More from Biological Exuberance: Animal Homosexuality and Natural Diversity by Bruce Bagemihl. The Regent Bowerbird is about 12 inches long, with velvety black plumage and brilliant golden yellow highlights. It lives in the forests of Queensland, Australia.
They’re polygamous and promiscuous in their mating. Males court and mate with multiple partners in the display territories for which the bird is famous: the “bower” is an elaborate structure with two parallel walls made of twigs and a display area for ornaments the bird has collected.
The male’s courting display involves him dancing around and ritually presenting these precious possessions by holding each of them in his beak, one after the other. The objects may include snail shells, coloured insect carapaces, berries, seeds, flowers, or bits of human detritus such as blue plastic bags, broken glass, foil, twine, and bottle caps. Sometimes the males paint the bowers a yellowish-green colour by using a mixture of mashed-up, brightly coloured leaves and their saliva.
You may already have guessed that male Bowerbirds don’t see why all this effort should just be for the ladies to appreciate… or not appreciate in many cases, since females frequently get bored and move on before a male’s show is finished. How rude. The other boys, however, appreciate how much effort has gone into all his foraging and decoration. Sometimes they appreciate it so much that they want to mate with the bower’s owner. What you may not be expecting is that some male Bowerbirds are also transvestites…
Regent Bowerbird (Sericulus chrysocephalus)
Homosexuality: Male Transgender: Transvestism Behaviours: Courtship Ranking: Moderate Observed: Wild, Captivity
(See It’s Gay Animal Fortnight for an explanation of this box.)
Many younger males have plumage that resembles that of a female bird instead of a male. For up to seven years they may entirely resemble females or look like a mixture of male and female. These transvestites have special ways of building their bower and displaying their objects when they’re attempting to court somebody of their own gender. Bowerbirds with typical male plumage spend about 15% of their time trying to seduce other males. 28% of the juvenile transvestites’ display time is spent re-enacting the twist from The Crying Game with other males. Furthermore, two thirds of adult males seem to have no interest in courting anybody of either gender. Only a third of males build bowers at all, and only a fraction of visits by other Bowerbirds to a courting bird’s bower lead to mating.
Quite reminiscent of going back to somebody’s place, then they insist on showing you all their records or all their action figures or how many shoes and teddy bears they’ve got or something and you just think, OK… heading home now.

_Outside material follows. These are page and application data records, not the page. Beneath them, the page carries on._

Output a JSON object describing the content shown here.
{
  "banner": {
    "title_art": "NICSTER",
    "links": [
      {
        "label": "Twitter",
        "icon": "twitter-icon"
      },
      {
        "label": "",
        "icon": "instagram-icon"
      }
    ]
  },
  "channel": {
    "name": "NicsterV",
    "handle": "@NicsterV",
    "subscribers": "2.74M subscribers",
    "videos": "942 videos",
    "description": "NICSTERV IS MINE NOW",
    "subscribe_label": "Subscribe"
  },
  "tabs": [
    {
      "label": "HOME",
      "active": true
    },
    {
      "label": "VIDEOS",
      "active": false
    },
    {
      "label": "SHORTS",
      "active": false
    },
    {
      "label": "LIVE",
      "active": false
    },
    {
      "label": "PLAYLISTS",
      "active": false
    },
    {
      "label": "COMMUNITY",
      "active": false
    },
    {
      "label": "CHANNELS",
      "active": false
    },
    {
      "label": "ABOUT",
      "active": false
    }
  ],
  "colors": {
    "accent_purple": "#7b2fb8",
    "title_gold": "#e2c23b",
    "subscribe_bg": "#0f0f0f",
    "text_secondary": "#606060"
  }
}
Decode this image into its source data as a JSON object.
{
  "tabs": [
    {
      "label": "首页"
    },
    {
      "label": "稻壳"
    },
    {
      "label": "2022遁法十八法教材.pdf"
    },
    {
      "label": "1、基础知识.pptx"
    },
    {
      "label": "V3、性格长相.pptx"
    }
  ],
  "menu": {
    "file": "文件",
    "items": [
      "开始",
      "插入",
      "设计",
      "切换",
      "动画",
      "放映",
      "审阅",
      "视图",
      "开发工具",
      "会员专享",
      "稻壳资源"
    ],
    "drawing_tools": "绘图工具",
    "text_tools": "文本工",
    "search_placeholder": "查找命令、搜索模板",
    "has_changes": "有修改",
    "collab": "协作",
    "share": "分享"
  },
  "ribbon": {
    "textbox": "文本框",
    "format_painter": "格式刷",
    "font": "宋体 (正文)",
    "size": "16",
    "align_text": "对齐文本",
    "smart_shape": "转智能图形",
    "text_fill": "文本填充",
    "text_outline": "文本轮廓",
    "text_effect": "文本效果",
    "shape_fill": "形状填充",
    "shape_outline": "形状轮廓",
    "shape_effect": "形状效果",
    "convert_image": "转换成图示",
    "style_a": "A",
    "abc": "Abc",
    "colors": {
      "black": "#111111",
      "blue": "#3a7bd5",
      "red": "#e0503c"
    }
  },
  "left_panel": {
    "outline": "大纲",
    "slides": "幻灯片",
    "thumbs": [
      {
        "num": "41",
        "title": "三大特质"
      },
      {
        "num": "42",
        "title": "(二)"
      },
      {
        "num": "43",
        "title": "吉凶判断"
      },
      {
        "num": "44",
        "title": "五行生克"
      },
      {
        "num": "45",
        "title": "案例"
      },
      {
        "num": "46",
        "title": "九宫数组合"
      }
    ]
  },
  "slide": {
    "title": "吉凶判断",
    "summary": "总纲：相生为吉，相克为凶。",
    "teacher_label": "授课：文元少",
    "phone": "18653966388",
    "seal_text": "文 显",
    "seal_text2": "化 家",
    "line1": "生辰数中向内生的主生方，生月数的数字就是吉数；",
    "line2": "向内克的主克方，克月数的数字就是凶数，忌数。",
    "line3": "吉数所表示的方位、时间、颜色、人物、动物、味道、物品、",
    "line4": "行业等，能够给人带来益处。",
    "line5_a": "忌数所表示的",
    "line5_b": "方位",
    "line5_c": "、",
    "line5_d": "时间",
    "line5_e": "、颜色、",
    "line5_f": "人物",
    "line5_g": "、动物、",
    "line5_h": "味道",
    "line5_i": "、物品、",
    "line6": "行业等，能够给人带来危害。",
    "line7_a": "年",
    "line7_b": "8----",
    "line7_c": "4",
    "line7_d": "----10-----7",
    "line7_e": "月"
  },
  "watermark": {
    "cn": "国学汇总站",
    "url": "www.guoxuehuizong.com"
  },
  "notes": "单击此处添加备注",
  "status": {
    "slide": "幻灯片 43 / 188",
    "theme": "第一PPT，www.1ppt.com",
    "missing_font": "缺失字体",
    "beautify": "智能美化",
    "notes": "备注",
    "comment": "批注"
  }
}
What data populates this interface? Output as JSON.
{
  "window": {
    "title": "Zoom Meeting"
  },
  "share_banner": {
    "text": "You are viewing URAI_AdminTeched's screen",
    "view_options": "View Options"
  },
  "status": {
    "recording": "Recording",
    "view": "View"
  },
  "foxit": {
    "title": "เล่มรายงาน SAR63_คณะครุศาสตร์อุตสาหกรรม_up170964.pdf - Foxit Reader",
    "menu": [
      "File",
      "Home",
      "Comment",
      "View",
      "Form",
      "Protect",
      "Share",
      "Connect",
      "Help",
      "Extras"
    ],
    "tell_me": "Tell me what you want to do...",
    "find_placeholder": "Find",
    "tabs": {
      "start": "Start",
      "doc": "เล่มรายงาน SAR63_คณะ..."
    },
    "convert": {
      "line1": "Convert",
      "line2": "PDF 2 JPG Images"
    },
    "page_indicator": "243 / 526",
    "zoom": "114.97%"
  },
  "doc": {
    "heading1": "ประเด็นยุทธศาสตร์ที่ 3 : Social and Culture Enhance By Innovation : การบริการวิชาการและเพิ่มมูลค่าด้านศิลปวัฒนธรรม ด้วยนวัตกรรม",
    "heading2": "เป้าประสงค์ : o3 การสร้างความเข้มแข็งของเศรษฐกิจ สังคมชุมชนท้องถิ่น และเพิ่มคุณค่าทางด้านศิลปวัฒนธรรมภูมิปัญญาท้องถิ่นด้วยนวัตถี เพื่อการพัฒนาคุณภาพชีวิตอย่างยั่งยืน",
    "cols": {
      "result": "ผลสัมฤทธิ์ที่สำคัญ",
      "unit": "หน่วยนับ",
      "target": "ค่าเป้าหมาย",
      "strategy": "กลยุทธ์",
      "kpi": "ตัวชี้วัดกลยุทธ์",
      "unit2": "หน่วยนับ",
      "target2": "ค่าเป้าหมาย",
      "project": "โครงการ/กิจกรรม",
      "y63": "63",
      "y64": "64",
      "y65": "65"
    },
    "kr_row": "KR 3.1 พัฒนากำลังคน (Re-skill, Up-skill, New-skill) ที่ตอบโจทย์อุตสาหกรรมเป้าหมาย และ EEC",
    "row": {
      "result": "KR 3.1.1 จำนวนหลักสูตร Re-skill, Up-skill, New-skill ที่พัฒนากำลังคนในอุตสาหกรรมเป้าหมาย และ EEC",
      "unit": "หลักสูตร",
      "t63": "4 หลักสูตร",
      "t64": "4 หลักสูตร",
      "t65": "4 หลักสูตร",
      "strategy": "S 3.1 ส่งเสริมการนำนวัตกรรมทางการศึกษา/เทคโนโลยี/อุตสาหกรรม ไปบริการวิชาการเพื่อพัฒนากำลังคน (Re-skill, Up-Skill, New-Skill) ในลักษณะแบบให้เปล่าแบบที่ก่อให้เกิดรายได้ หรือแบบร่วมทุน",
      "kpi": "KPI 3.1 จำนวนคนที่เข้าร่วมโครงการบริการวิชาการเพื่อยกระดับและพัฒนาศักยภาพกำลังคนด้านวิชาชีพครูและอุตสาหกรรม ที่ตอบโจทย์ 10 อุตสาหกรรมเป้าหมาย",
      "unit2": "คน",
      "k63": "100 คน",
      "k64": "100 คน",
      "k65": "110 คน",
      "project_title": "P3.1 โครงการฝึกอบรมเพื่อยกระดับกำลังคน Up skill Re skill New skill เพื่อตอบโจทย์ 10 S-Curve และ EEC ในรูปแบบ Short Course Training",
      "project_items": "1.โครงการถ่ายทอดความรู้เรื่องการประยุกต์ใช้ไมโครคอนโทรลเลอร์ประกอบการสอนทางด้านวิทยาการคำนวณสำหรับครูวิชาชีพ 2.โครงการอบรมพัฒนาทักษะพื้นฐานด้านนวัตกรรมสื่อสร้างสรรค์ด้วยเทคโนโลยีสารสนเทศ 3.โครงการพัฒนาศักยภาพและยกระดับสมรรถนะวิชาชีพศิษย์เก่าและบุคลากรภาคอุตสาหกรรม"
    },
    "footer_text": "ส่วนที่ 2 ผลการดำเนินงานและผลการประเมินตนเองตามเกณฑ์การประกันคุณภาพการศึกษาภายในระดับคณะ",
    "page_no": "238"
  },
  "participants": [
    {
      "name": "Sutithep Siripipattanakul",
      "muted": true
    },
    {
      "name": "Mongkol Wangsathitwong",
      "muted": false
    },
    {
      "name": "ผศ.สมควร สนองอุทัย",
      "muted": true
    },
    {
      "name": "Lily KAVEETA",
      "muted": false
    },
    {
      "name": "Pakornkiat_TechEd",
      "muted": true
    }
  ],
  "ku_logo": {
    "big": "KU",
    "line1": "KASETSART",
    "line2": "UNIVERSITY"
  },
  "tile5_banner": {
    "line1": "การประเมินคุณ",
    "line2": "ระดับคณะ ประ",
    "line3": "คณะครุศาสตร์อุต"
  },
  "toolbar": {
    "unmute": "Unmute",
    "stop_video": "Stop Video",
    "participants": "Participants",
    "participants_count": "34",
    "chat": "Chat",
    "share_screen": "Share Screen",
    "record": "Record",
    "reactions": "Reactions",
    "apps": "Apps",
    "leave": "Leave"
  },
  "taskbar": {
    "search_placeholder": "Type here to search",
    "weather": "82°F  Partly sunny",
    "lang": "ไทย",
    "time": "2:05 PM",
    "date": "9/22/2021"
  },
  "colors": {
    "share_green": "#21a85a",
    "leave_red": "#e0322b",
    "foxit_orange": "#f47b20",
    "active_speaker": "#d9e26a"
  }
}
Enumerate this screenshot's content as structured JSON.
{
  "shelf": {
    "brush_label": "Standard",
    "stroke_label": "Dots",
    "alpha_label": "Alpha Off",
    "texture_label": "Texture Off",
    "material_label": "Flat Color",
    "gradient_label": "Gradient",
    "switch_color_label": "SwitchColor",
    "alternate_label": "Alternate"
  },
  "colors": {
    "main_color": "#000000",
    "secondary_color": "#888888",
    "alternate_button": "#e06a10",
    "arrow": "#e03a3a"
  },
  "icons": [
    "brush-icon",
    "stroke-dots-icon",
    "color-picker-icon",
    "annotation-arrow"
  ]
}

Next time on Gay Animal Fortnight… the gayest hoofed animal is not the Unicorn. It’s the Giraffe.
Original Regent Bowerbird image from Wikipedia Commons.